> INSTRUCTIONS TO FOLLOW
Examine the entries below, count the lines holding the string "JSON", and respond with the number only.

*** GIVEN RECORDS ***

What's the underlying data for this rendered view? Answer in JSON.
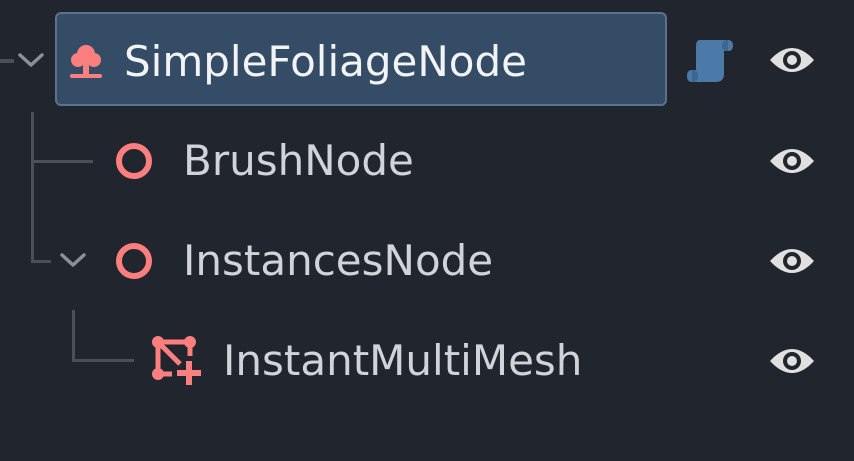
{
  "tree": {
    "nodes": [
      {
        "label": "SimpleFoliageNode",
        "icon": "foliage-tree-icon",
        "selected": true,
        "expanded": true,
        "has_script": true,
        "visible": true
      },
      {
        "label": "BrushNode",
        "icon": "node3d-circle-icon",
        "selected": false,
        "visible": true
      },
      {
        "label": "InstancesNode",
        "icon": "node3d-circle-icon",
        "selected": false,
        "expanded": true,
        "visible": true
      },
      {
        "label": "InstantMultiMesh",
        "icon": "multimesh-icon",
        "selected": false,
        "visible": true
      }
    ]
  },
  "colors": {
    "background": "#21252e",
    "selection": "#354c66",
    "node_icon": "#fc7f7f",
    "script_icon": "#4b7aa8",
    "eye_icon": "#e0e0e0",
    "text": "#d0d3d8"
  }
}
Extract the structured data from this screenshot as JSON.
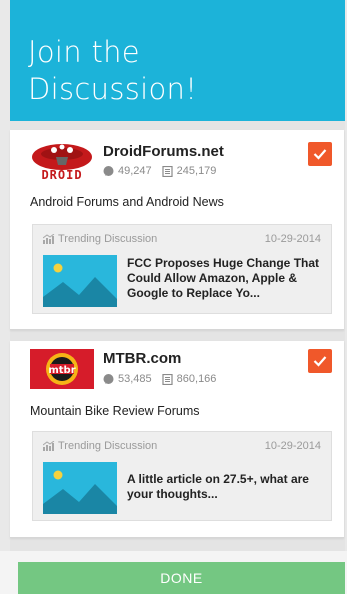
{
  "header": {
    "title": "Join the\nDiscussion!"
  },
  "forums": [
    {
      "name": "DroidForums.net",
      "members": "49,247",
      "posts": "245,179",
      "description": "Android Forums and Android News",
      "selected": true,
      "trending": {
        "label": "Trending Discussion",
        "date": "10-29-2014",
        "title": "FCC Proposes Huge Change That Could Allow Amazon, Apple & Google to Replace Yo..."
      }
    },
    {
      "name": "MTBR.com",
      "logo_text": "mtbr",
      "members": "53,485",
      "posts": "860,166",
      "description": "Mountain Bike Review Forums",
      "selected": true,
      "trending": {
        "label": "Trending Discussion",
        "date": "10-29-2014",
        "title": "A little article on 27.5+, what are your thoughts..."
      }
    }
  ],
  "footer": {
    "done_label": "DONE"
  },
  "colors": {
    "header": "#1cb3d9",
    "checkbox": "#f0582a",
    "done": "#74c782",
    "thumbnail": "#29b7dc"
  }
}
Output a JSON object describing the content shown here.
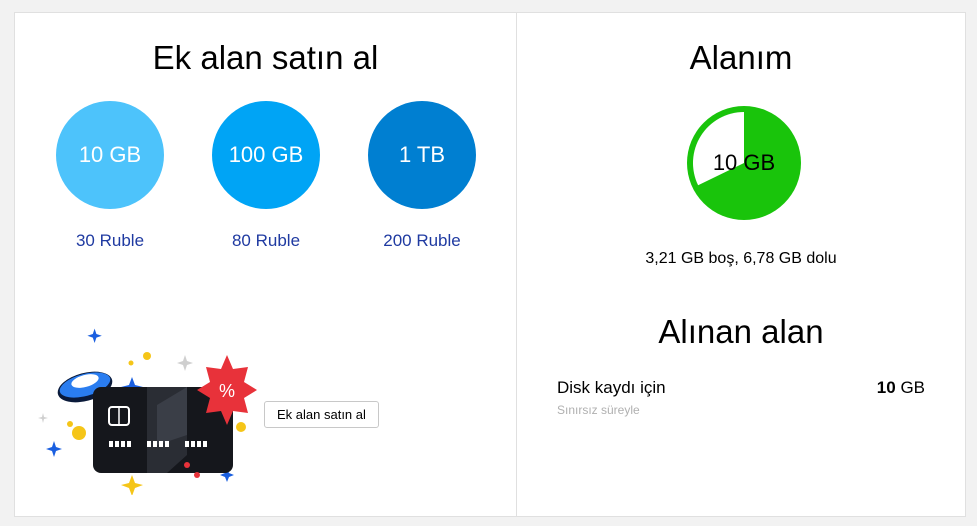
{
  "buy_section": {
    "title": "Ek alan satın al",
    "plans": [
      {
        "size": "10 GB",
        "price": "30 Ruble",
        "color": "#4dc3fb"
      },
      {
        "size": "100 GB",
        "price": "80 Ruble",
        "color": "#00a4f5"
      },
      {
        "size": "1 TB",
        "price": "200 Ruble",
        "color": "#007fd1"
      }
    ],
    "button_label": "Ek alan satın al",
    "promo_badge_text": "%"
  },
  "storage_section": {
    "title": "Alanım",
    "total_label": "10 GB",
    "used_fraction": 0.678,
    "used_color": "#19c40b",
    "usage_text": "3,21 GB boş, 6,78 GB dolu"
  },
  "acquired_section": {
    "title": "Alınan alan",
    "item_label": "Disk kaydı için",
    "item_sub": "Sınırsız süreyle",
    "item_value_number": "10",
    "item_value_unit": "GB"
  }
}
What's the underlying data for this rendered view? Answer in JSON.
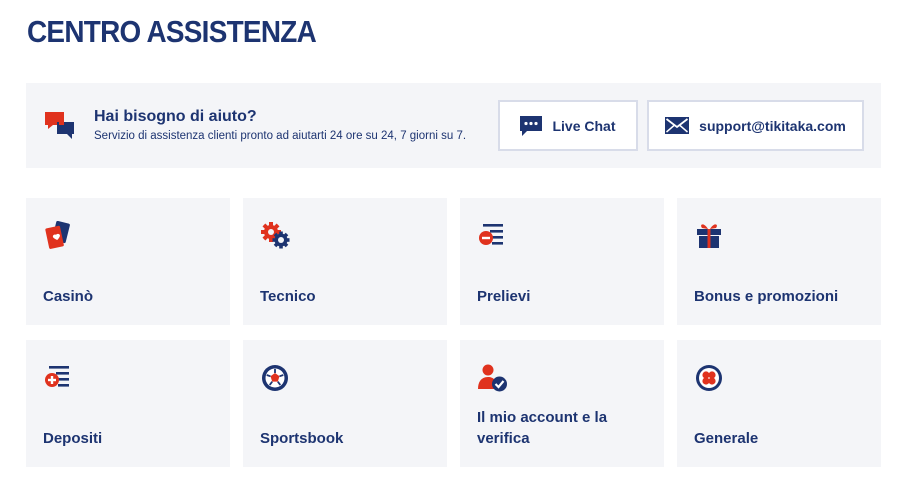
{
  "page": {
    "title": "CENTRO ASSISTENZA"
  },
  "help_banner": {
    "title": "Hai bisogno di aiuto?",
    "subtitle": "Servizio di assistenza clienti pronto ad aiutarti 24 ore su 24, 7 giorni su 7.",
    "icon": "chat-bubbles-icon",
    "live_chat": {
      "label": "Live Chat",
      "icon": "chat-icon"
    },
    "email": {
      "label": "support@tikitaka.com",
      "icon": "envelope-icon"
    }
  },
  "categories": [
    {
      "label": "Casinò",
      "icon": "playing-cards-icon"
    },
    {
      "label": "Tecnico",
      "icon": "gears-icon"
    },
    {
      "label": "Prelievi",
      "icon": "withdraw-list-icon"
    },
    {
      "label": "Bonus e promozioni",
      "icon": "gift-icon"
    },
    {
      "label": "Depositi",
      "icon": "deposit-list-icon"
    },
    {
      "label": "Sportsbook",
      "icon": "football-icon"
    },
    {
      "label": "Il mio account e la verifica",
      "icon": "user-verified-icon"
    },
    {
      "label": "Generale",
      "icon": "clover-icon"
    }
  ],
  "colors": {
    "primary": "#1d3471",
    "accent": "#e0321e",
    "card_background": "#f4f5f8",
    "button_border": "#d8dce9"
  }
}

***

> PROBLEM SOLUTION
4